### YOUR GOAL:
The answer must be an exact copy of every entry.
(GIVEN ENTRIES begins)
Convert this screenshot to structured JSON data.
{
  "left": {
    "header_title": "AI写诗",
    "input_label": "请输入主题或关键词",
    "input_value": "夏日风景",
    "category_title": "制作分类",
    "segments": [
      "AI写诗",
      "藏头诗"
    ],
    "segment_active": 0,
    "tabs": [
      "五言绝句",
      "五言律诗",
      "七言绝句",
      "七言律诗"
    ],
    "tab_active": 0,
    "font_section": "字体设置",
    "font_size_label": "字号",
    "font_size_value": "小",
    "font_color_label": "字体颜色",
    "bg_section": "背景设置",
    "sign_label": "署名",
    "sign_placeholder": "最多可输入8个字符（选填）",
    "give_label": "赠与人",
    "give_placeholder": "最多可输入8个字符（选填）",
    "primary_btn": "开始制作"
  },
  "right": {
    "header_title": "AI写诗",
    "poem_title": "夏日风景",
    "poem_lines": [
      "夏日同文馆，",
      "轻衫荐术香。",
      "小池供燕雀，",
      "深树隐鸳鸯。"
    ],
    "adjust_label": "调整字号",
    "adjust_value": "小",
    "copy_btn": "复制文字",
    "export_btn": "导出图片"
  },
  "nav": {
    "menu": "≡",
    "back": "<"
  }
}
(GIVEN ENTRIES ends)
### OUTPUT FOR THIS TASK:
Convert this screenshot to structured JSON data.
{
  "left": {
    "header_title": "AI写诗",
    "input_label": "请输入主题或关键词",
    "input_value": "夏日风景",
    "category_title": "制作分类",
    "segments": [
      "AI写诗",
      "藏头诗"
    ],
    "segment_active": 0,
    "tabs": [
      "五言绝句",
      "五言律诗",
      "七言绝句",
      "七言律诗"
    ],
    "tab_active": 0,
    "font_section": "字体设置",
    "font_size_label": "字号",
    "font_size_value": "小",
    "font_color_label": "字体颜色",
    "bg_section": "背景设置",
    "sign_label": "署名",
    "sign_placeholder": "最多可输入8个字符（选填）",
    "give_label": "赠与人",
    "give_placeholder": "最多可输入8个字符（选填）",
    "primary_btn": "开始制作"
  },
  "right": {
    "header_title": "AI写诗",
    "poem_title": "夏日风景",
    "poem_lines": [
      "夏日同文馆，",
      "轻衫荐术香。",
      "小池供燕雀，",
      "深树隐鸳鸯。"
    ],
    "adjust_label": "调整字号",
    "adjust_value": "小",
    "copy_btn": "复制文字",
    "export_btn": "导出图片"
  },
  "nav": {
    "menu": "≡",
    "back": "<"
  }
}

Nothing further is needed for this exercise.